### DATA FOR ANALYSIS
---+---

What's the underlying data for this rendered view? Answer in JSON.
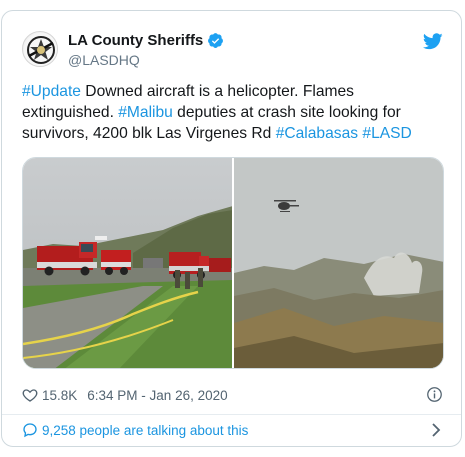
{
  "account": {
    "name": "LA County Sheriffs",
    "handle": "@LASDHQ"
  },
  "tweet": {
    "segments": [
      {
        "type": "hashtag",
        "text": "#Update"
      },
      {
        "type": "text",
        "text": " Downed aircraft is a helicopter. Flames extinguished. "
      },
      {
        "type": "hashtag",
        "text": "#Malibu"
      },
      {
        "type": "text",
        "text": " deputies at crash site looking for survivors, 4200 blk Las Virgenes Rd "
      },
      {
        "type": "hashtag",
        "text": "#Calabasas"
      },
      {
        "type": "text",
        "text": " "
      },
      {
        "type": "hashtag",
        "text": "#LASD"
      }
    ]
  },
  "media": {
    "left_photo": "fire-trucks-on-road",
    "right_photo": "helicopter-over-smoke-hills"
  },
  "meta": {
    "likes": "15.8K",
    "timestamp": "6:34 PM - Jan 26, 2020"
  },
  "footer": {
    "talking": "9,258 people are talking about this"
  },
  "colors": {
    "link": "#1b95e0",
    "verified": "#1da1f2",
    "border": "#cfd9de",
    "muted": "#657786"
  },
  "icons": {
    "verified": "verified-badge-icon",
    "bird": "twitter-bird-icon",
    "heart": "heart-icon",
    "info": "info-icon",
    "bubble": "speech-bubble-icon",
    "chevron": "chevron-right-icon"
  }
}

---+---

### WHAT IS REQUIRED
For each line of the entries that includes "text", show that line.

### EXERCISE OUTPUT
        "text": "#Update"
        "type": "text",
        "text": " Downed aircraft is a helicopter. Flames extinguished. "
        "text": "#Malibu"
        "type": "text",
        "text": " deputies at crash site looking for survivors, 4200 blk Las Virgenes Rd "
        "text": "#Calabasas"
        "type": "text",
        "text": " "
        "text": "#LASD"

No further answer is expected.